## Data for this task

"""

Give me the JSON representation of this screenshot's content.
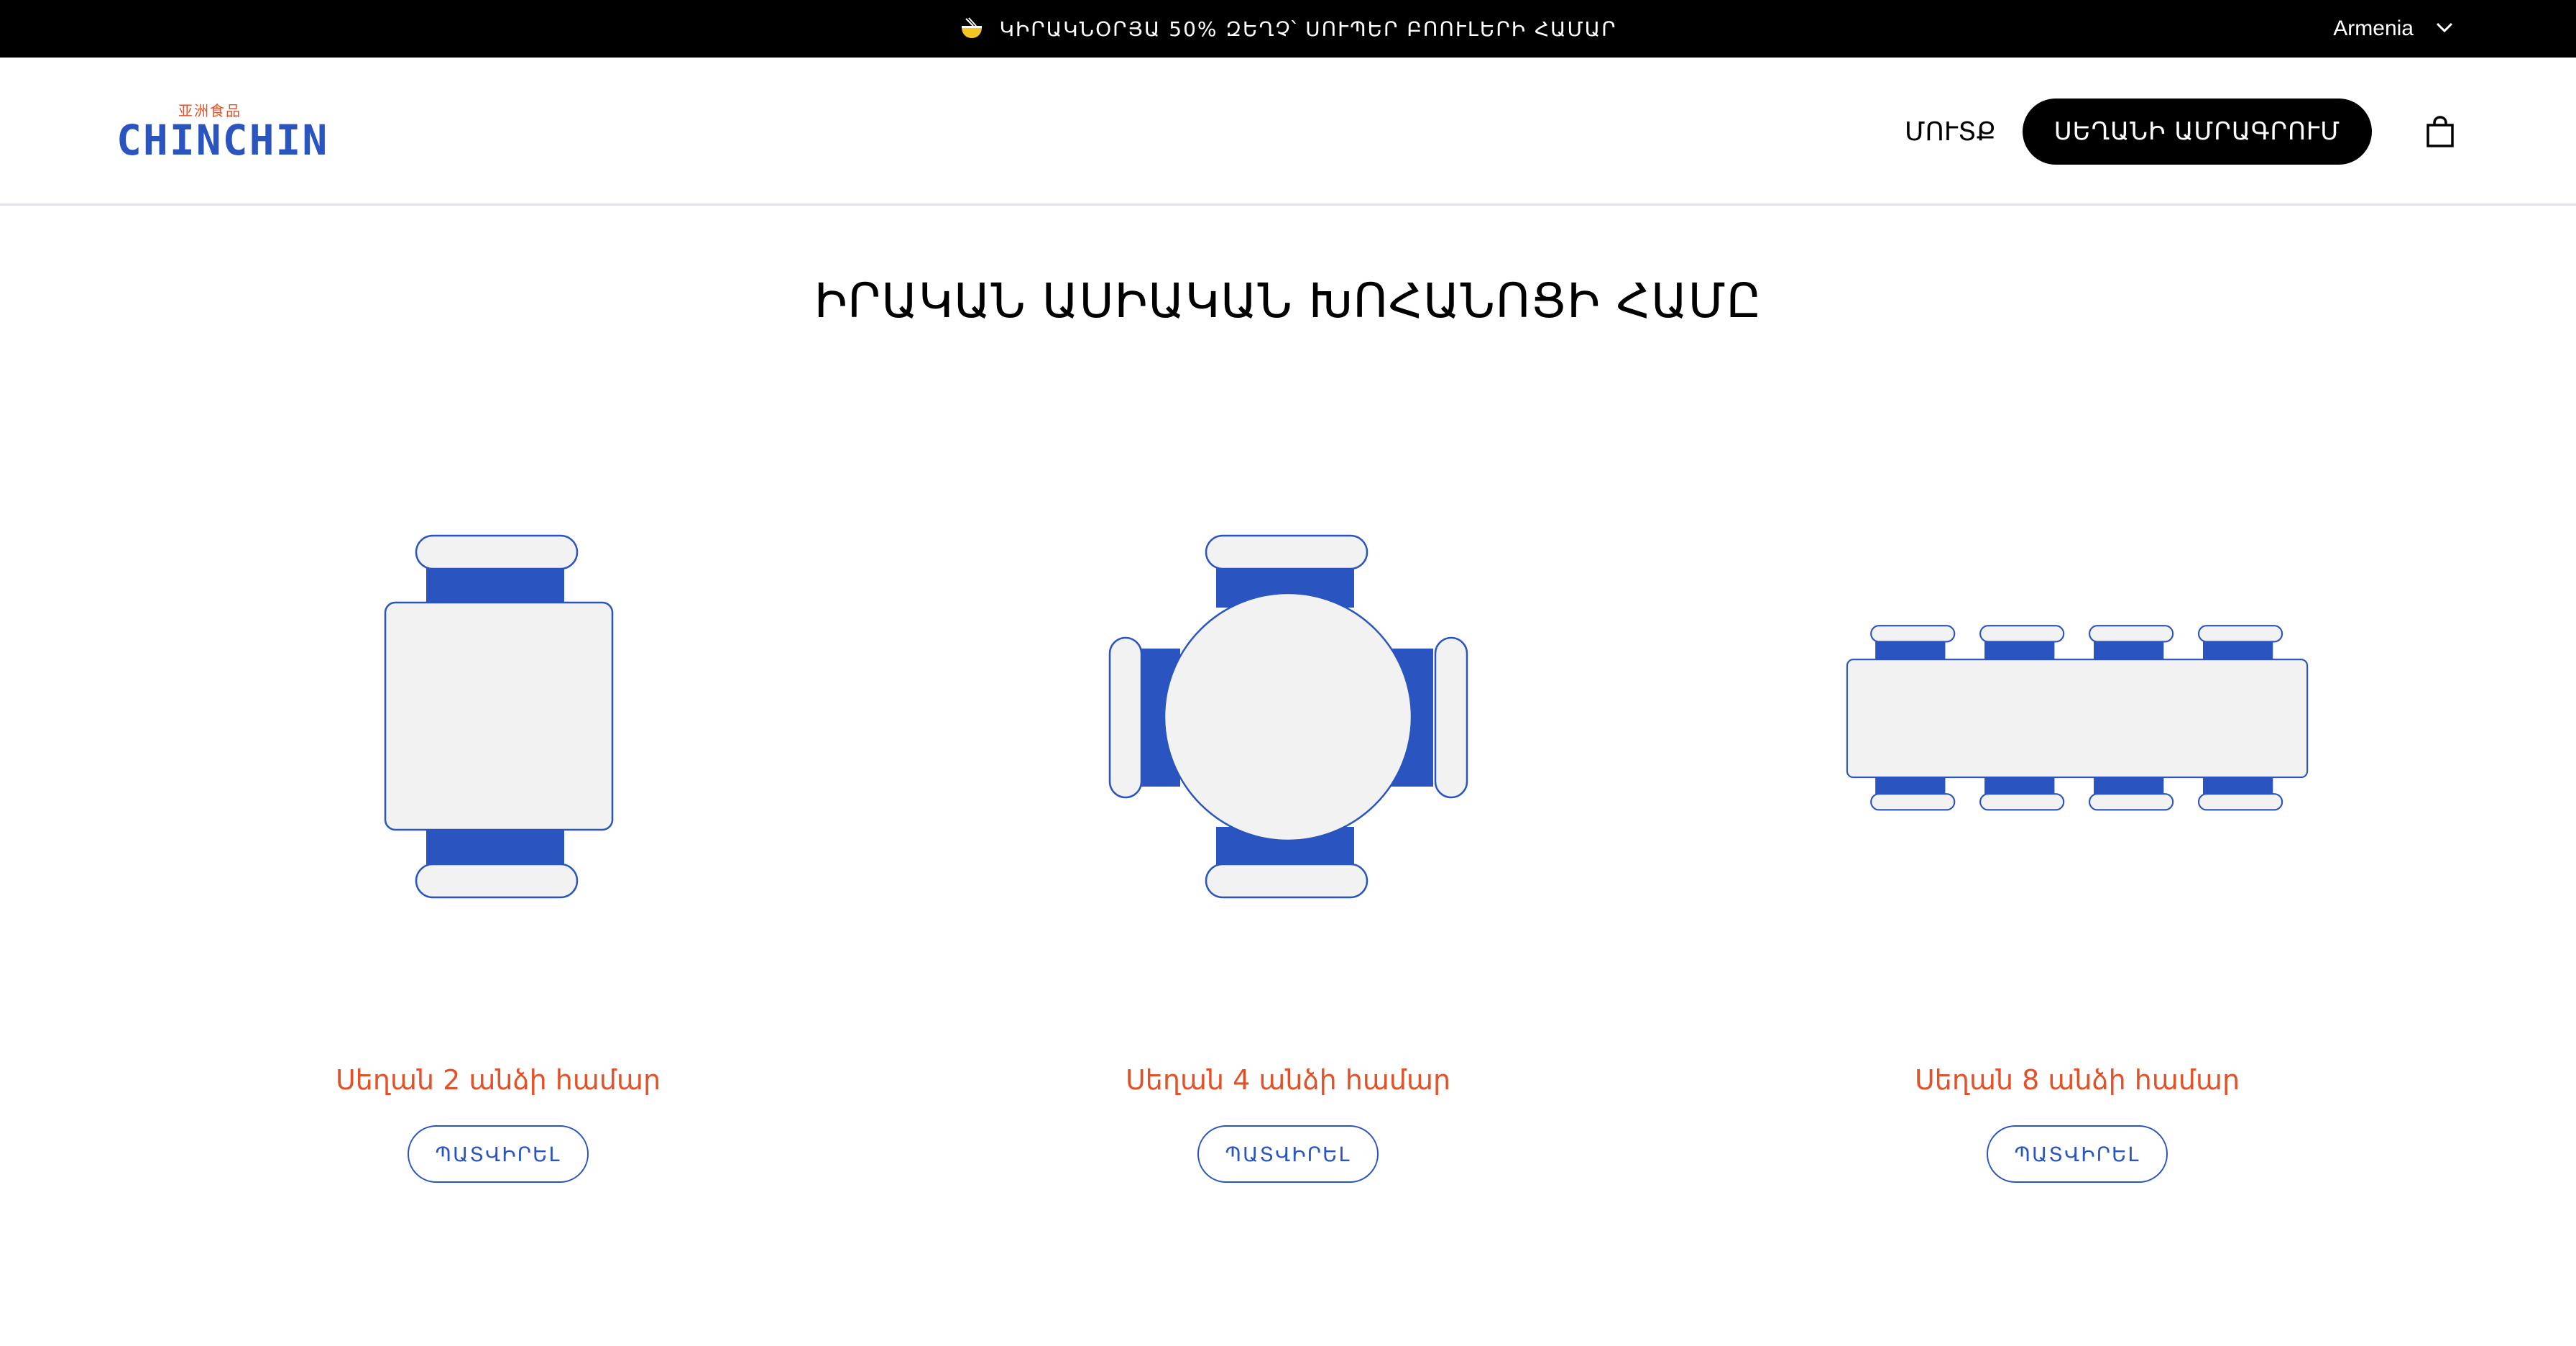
{
  "promo": {
    "icon": "noodle-bowl-icon",
    "text": "ԿԻՐԱԿՆՕՐՅԱ 50% ԶԵՂՉ՝ ՍՈՒՊԵՐ ԲՈՈՒԼԵՐԻ ՀԱՄԱՐ"
  },
  "country": {
    "selected": "Armenia",
    "icon": "chevron-down-icon"
  },
  "header": {
    "logo_cn": "亚洲食品",
    "logo_word": "CHINCHIN",
    "login_label": "ՄՈՒՏՔ",
    "reserve_label": "ՍԵՂԱՆԻ ԱՄՐԱԳՐՈՒՄ",
    "cart_icon": "shopping-bag-icon"
  },
  "main": {
    "title": "ԻՐԱԿԱՆ ԱՍԻԱԿԱՆ ԽՈՀԱՆՈՑԻ ՀԱՄԸ",
    "tables": [
      {
        "label": "Սեղան 2 անձի համար",
        "button": "ՊԱՏՎԻՐԵԼ",
        "icon": "table-2-seats-icon"
      },
      {
        "label": "Սեղան 4 անձի համար",
        "button": "ՊԱՏՎԻՐԵԼ",
        "icon": "table-4-seats-icon"
      },
      {
        "label": "Սեղան 8 անձի համար",
        "button": "ՊԱՏՎԻՐԵԼ",
        "icon": "table-8-seats-icon"
      }
    ]
  },
  "colors": {
    "brand_blue": "#2a55c0",
    "accent_orange": "#e2522a",
    "table_fill": "#f2f2f2",
    "promo_bg": "#000000"
  }
}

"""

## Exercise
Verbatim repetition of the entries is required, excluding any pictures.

## Solution for this task
Give me the JSON representation of this screenshot's content.
{
  "promo": {
    "icon": "noodle-bowl-icon",
    "text": "ԿԻՐԱԿՆՕՐՅԱ 50% ԶԵՂՉ՝ ՍՈՒՊԵՐ ԲՈՈՒԼԵՐԻ ՀԱՄԱՐ"
  },
  "country": {
    "selected": "Armenia",
    "icon": "chevron-down-icon"
  },
  "header": {
    "logo_cn": "亚洲食品",
    "logo_word": "CHINCHIN",
    "login_label": "ՄՈՒՏՔ",
    "reserve_label": "ՍԵՂԱՆԻ ԱՄՐԱԳՐՈՒՄ",
    "cart_icon": "shopping-bag-icon"
  },
  "main": {
    "title": "ԻՐԱԿԱՆ ԱՍԻԱԿԱՆ ԽՈՀԱՆՈՑԻ ՀԱՄԸ",
    "tables": [
      {
        "label": "Սեղան 2 անձի համար",
        "button": "ՊԱՏՎԻՐԵԼ",
        "icon": "table-2-seats-icon"
      },
      {
        "label": "Սեղան 4 անձի համար",
        "button": "ՊԱՏՎԻՐԵԼ",
        "icon": "table-4-seats-icon"
      },
      {
        "label": "Սեղան 8 անձի համար",
        "button": "ՊԱՏՎԻՐԵԼ",
        "icon": "table-8-seats-icon"
      }
    ]
  },
  "colors": {
    "brand_blue": "#2a55c0",
    "accent_orange": "#e2522a",
    "table_fill": "#f2f2f2",
    "promo_bg": "#000000"
  }
}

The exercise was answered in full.